(Component data from apps and pages)
....................

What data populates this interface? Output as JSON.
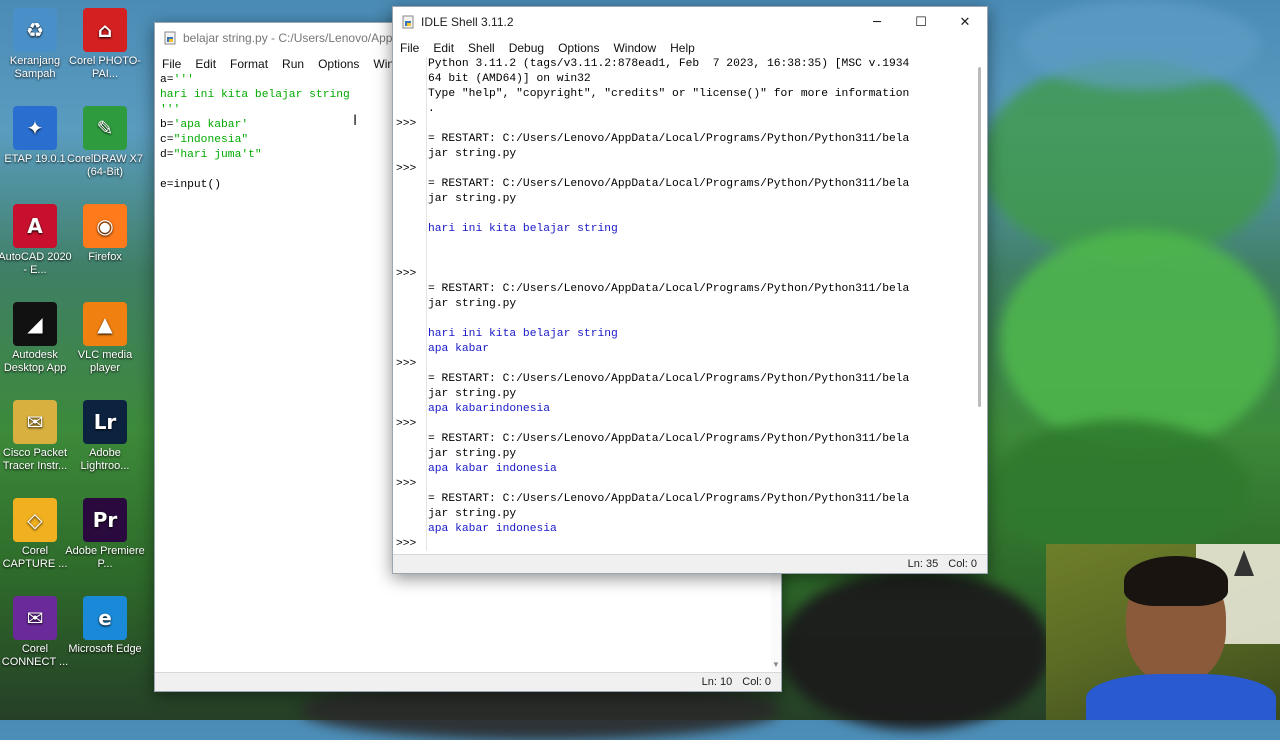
{
  "desktop": {
    "icons": [
      {
        "label": "Keranjang Sampah",
        "icon": "recycle-bin-icon",
        "color": "#4a90c8",
        "glyph": "♻"
      },
      {
        "label": "Corel PHOTO-PAI...",
        "icon": "corel-photopaint-icon",
        "color": "#d42020",
        "glyph": "⌂"
      },
      {
        "label": "ETAP 19.0.1",
        "icon": "etap-icon",
        "color": "#2a6fd0",
        "glyph": "✦"
      },
      {
        "label": "CorelDRAW X7 (64-Bit)",
        "icon": "coreldraw-icon",
        "color": "#2e9b3e",
        "glyph": "✎"
      },
      {
        "label": "AutoCAD 2020 - E...",
        "icon": "autocad-icon",
        "color": "#c8102e",
        "glyph": "A"
      },
      {
        "label": "Firefox",
        "icon": "firefox-icon",
        "color": "#ff7a1a",
        "glyph": "◉"
      },
      {
        "label": "Autodesk Desktop App",
        "icon": "autodesk-icon",
        "color": "#111111",
        "glyph": "◢"
      },
      {
        "label": "VLC media player",
        "icon": "vlc-icon",
        "color": "#f08010",
        "glyph": "▲"
      },
      {
        "label": "Cisco Packet Tracer Instr...",
        "icon": "cisco-packet-tracer-icon",
        "color": "#d8b040",
        "glyph": "✉"
      },
      {
        "label": "Adobe Lightroo...",
        "icon": "lightroom-icon",
        "color": "#0c2340",
        "glyph": "Lr"
      },
      {
        "label": "Corel CAPTURE ...",
        "icon": "corel-capture-icon",
        "color": "#f0b020",
        "glyph": "◇"
      },
      {
        "label": "Adobe Premiere P...",
        "icon": "premiere-icon",
        "color": "#2a0a3e",
        "glyph": "Pr"
      },
      {
        "label": "Corel CONNECT ...",
        "icon": "corel-connect-icon",
        "color": "#6a2a9a",
        "glyph": "✉"
      },
      {
        "label": "Microsoft Edge",
        "icon": "edge-icon",
        "color": "#1a8ad8",
        "glyph": "e"
      }
    ]
  },
  "editor": {
    "title": "belajar string.py - C:/Users/Lenovo/AppDa",
    "menu": [
      "File",
      "Edit",
      "Format",
      "Run",
      "Options",
      "Windo"
    ],
    "lines": [
      [
        {
          "t": "a=",
          "c": "blk"
        },
        {
          "t": "'''",
          "c": "str"
        }
      ],
      [
        {
          "t": "hari ini kita belajar string",
          "c": "str"
        }
      ],
      [
        {
          "t": "'''",
          "c": "str"
        }
      ],
      [
        {
          "t": "b=",
          "c": "blk"
        },
        {
          "t": "'apa kabar'",
          "c": "str"
        }
      ],
      [
        {
          "t": "c=",
          "c": "blk"
        },
        {
          "t": "\"indonesia\"",
          "c": "str"
        }
      ],
      [
        {
          "t": "d=",
          "c": "blk"
        },
        {
          "t": "\"hari juma't\"",
          "c": "str"
        }
      ],
      [
        {
          "t": "",
          "c": "blk"
        }
      ],
      [
        {
          "t": "e=input()",
          "c": "blk"
        }
      ]
    ],
    "status": {
      "ln": "Ln: 10",
      "col": "Col: 0"
    }
  },
  "shell": {
    "title": "IDLE Shell 3.11.2",
    "menu": [
      "File",
      "Edit",
      "Shell",
      "Debug",
      "Options",
      "Window",
      "Help"
    ],
    "lines": [
      {
        "p": "",
        "t": "Python 3.11.2 (tags/v3.11.2:878ead1, Feb  7 2023, 16:38:35) [MSC v.1934",
        "c": "blk"
      },
      {
        "p": "",
        "t": "64 bit (AMD64)] on win32",
        "c": "blk"
      },
      {
        "p": "",
        "t": "Type \"help\", \"copyright\", \"credits\" or \"license()\" for more information",
        "c": "blk"
      },
      {
        "p": "",
        "t": ".",
        "c": "blk"
      },
      {
        "p": ">>>",
        "t": "",
        "c": "blk"
      },
      {
        "p": "",
        "t": "= RESTART: C:/Users/Lenovo/AppData/Local/Programs/Python/Python311/bela",
        "c": "blk"
      },
      {
        "p": "",
        "t": "jar string.py",
        "c": "blk"
      },
      {
        "p": ">>>",
        "t": "",
        "c": "blk"
      },
      {
        "p": "",
        "t": "= RESTART: C:/Users/Lenovo/AppData/Local/Programs/Python/Python311/bela",
        "c": "blk"
      },
      {
        "p": "",
        "t": "jar string.py",
        "c": "blk"
      },
      {
        "p": "",
        "t": "",
        "c": "blk"
      },
      {
        "p": "",
        "t": "hari ini kita belajar string",
        "c": "out"
      },
      {
        "p": "",
        "t": "",
        "c": "blk"
      },
      {
        "p": "",
        "t": "",
        "c": "blk"
      },
      {
        "p": ">>>",
        "t": "",
        "c": "blk"
      },
      {
        "p": "",
        "t": "= RESTART: C:/Users/Lenovo/AppData/Local/Programs/Python/Python311/bela",
        "c": "blk"
      },
      {
        "p": "",
        "t": "jar string.py",
        "c": "blk"
      },
      {
        "p": "",
        "t": "",
        "c": "blk"
      },
      {
        "p": "",
        "t": "hari ini kita belajar string",
        "c": "out"
      },
      {
        "p": "",
        "t": "apa kabar",
        "c": "out"
      },
      {
        "p": ">>>",
        "t": "",
        "c": "blk"
      },
      {
        "p": "",
        "t": "= RESTART: C:/Users/Lenovo/AppData/Local/Programs/Python/Python311/bela",
        "c": "blk"
      },
      {
        "p": "",
        "t": "jar string.py",
        "c": "blk"
      },
      {
        "p": "",
        "t": "apa kabarindonesia",
        "c": "out"
      },
      {
        "p": ">>>",
        "t": "",
        "c": "blk"
      },
      {
        "p": "",
        "t": "= RESTART: C:/Users/Lenovo/AppData/Local/Programs/Python/Python311/bela",
        "c": "blk"
      },
      {
        "p": "",
        "t": "jar string.py",
        "c": "blk"
      },
      {
        "p": "",
        "t": "apa kabar indonesia",
        "c": "out"
      },
      {
        "p": ">>>",
        "t": "",
        "c": "blk"
      },
      {
        "p": "",
        "t": "= RESTART: C:/Users/Lenovo/AppData/Local/Programs/Python/Python311/bela",
        "c": "blk"
      },
      {
        "p": "",
        "t": "jar string.py",
        "c": "blk"
      },
      {
        "p": "",
        "t": "apa kabar indonesia",
        "c": "out"
      },
      {
        "p": ">>>",
        "t": "",
        "c": "blk"
      },
      {
        "p": "",
        "t": "= RESTART: C:/Users/Lenovo/AppData/Local/Programs/Python/Python311/bela",
        "c": "blk"
      }
    ],
    "status": {
      "ln": "Ln: 35",
      "col": "Col: 0"
    }
  }
}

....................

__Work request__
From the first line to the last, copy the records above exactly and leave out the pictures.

__Result__
What data populates this interface? Output as JSON.
{
  "desktop": {
    "icons": [
      {
        "label": "Keranjang Sampah",
        "icon": "recycle-bin-icon",
        "color": "#4a90c8",
        "glyph": "♻"
      },
      {
        "label": "Corel PHOTO-PAI...",
        "icon": "corel-photopaint-icon",
        "color": "#d42020",
        "glyph": "⌂"
      },
      {
        "label": "ETAP 19.0.1",
        "icon": "etap-icon",
        "color": "#2a6fd0",
        "glyph": "✦"
      },
      {
        "label": "CorelDRAW X7 (64-Bit)",
        "icon": "coreldraw-icon",
        "color": "#2e9b3e",
        "glyph": "✎"
      },
      {
        "label": "AutoCAD 2020 - E...",
        "icon": "autocad-icon",
        "color": "#c8102e",
        "glyph": "A"
      },
      {
        "label": "Firefox",
        "icon": "firefox-icon",
        "color": "#ff7a1a",
        "glyph": "◉"
      },
      {
        "label": "Autodesk Desktop App",
        "icon": "autodesk-icon",
        "color": "#111111",
        "glyph": "◢"
      },
      {
        "label": "VLC media player",
        "icon": "vlc-icon",
        "color": "#f08010",
        "glyph": "▲"
      },
      {
        "label": "Cisco Packet Tracer Instr...",
        "icon": "cisco-packet-tracer-icon",
        "color": "#d8b040",
        "glyph": "✉"
      },
      {
        "label": "Adobe Lightroo...",
        "icon": "lightroom-icon",
        "color": "#0c2340",
        "glyph": "Lr"
      },
      {
        "label": "Corel CAPTURE ...",
        "icon": "corel-capture-icon",
        "color": "#f0b020",
        "glyph": "◇"
      },
      {
        "label": "Adobe Premiere P...",
        "icon": "premiere-icon",
        "color": "#2a0a3e",
        "glyph": "Pr"
      },
      {
        "label": "Corel CONNECT ...",
        "icon": "corel-connect-icon",
        "color": "#6a2a9a",
        "glyph": "✉"
      },
      {
        "label": "Microsoft Edge",
        "icon": "edge-icon",
        "color": "#1a8ad8",
        "glyph": "e"
      }
    ]
  },
  "editor": {
    "title": "belajar string.py - C:/Users/Lenovo/AppDa",
    "menu": [
      "File",
      "Edit",
      "Format",
      "Run",
      "Options",
      "Windo"
    ],
    "lines": [
      [
        {
          "t": "a=",
          "c": "blk"
        },
        {
          "t": "'''",
          "c": "str"
        }
      ],
      [
        {
          "t": "hari ini kita belajar string",
          "c": "str"
        }
      ],
      [
        {
          "t": "'''",
          "c": "str"
        }
      ],
      [
        {
          "t": "b=",
          "c": "blk"
        },
        {
          "t": "'apa kabar'",
          "c": "str"
        }
      ],
      [
        {
          "t": "c=",
          "c": "blk"
        },
        {
          "t": "\"indonesia\"",
          "c": "str"
        }
      ],
      [
        {
          "t": "d=",
          "c": "blk"
        },
        {
          "t": "\"hari juma't\"",
          "c": "str"
        }
      ],
      [
        {
          "t": "",
          "c": "blk"
        }
      ],
      [
        {
          "t": "e=input()",
          "c": "blk"
        }
      ]
    ],
    "status": {
      "ln": "Ln: 10",
      "col": "Col: 0"
    }
  },
  "shell": {
    "title": "IDLE Shell 3.11.2",
    "menu": [
      "File",
      "Edit",
      "Shell",
      "Debug",
      "Options",
      "Window",
      "Help"
    ],
    "lines": [
      {
        "p": "",
        "t": "Python 3.11.2 (tags/v3.11.2:878ead1, Feb  7 2023, 16:38:35) [MSC v.1934",
        "c": "blk"
      },
      {
        "p": "",
        "t": "64 bit (AMD64)] on win32",
        "c": "blk"
      },
      {
        "p": "",
        "t": "Type \"help\", \"copyright\", \"credits\" or \"license()\" for more information",
        "c": "blk"
      },
      {
        "p": "",
        "t": ".",
        "c": "blk"
      },
      {
        "p": ">>>",
        "t": "",
        "c": "blk"
      },
      {
        "p": "",
        "t": "= RESTART: C:/Users/Lenovo/AppData/Local/Programs/Python/Python311/bela",
        "c": "blk"
      },
      {
        "p": "",
        "t": "jar string.py",
        "c": "blk"
      },
      {
        "p": ">>>",
        "t": "",
        "c": "blk"
      },
      {
        "p": "",
        "t": "= RESTART: C:/Users/Lenovo/AppData/Local/Programs/Python/Python311/bela",
        "c": "blk"
      },
      {
        "p": "",
        "t": "jar string.py",
        "c": "blk"
      },
      {
        "p": "",
        "t": "",
        "c": "blk"
      },
      {
        "p": "",
        "t": "hari ini kita belajar string",
        "c": "out"
      },
      {
        "p": "",
        "t": "",
        "c": "blk"
      },
      {
        "p": "",
        "t": "",
        "c": "blk"
      },
      {
        "p": ">>>",
        "t": "",
        "c": "blk"
      },
      {
        "p": "",
        "t": "= RESTART: C:/Users/Lenovo/AppData/Local/Programs/Python/Python311/bela",
        "c": "blk"
      },
      {
        "p": "",
        "t": "jar string.py",
        "c": "blk"
      },
      {
        "p": "",
        "t": "",
        "c": "blk"
      },
      {
        "p": "",
        "t": "hari ini kita belajar string",
        "c": "out"
      },
      {
        "p": "",
        "t": "apa kabar",
        "c": "out"
      },
      {
        "p": ">>>",
        "t": "",
        "c": "blk"
      },
      {
        "p": "",
        "t": "= RESTART: C:/Users/Lenovo/AppData/Local/Programs/Python/Python311/bela",
        "c": "blk"
      },
      {
        "p": "",
        "t": "jar string.py",
        "c": "blk"
      },
      {
        "p": "",
        "t": "apa kabarindonesia",
        "c": "out"
      },
      {
        "p": ">>>",
        "t": "",
        "c": "blk"
      },
      {
        "p": "",
        "t": "= RESTART: C:/Users/Lenovo/AppData/Local/Programs/Python/Python311/bela",
        "c": "blk"
      },
      {
        "p": "",
        "t": "jar string.py",
        "c": "blk"
      },
      {
        "p": "",
        "t": "apa kabar indonesia",
        "c": "out"
      },
      {
        "p": ">>>",
        "t": "",
        "c": "blk"
      },
      {
        "p": "",
        "t": "= RESTART: C:/Users/Lenovo/AppData/Local/Programs/Python/Python311/bela",
        "c": "blk"
      },
      {
        "p": "",
        "t": "jar string.py",
        "c": "blk"
      },
      {
        "p": "",
        "t": "apa kabar indonesia",
        "c": "out"
      },
      {
        "p": ">>>",
        "t": "",
        "c": "blk"
      },
      {
        "p": "",
        "t": "= RESTART: C:/Users/Lenovo/AppData/Local/Programs/Python/Python311/bela",
        "c": "blk"
      }
    ],
    "status": {
      "ln": "Ln: 35",
      "col": "Col: 0"
    }
  }
}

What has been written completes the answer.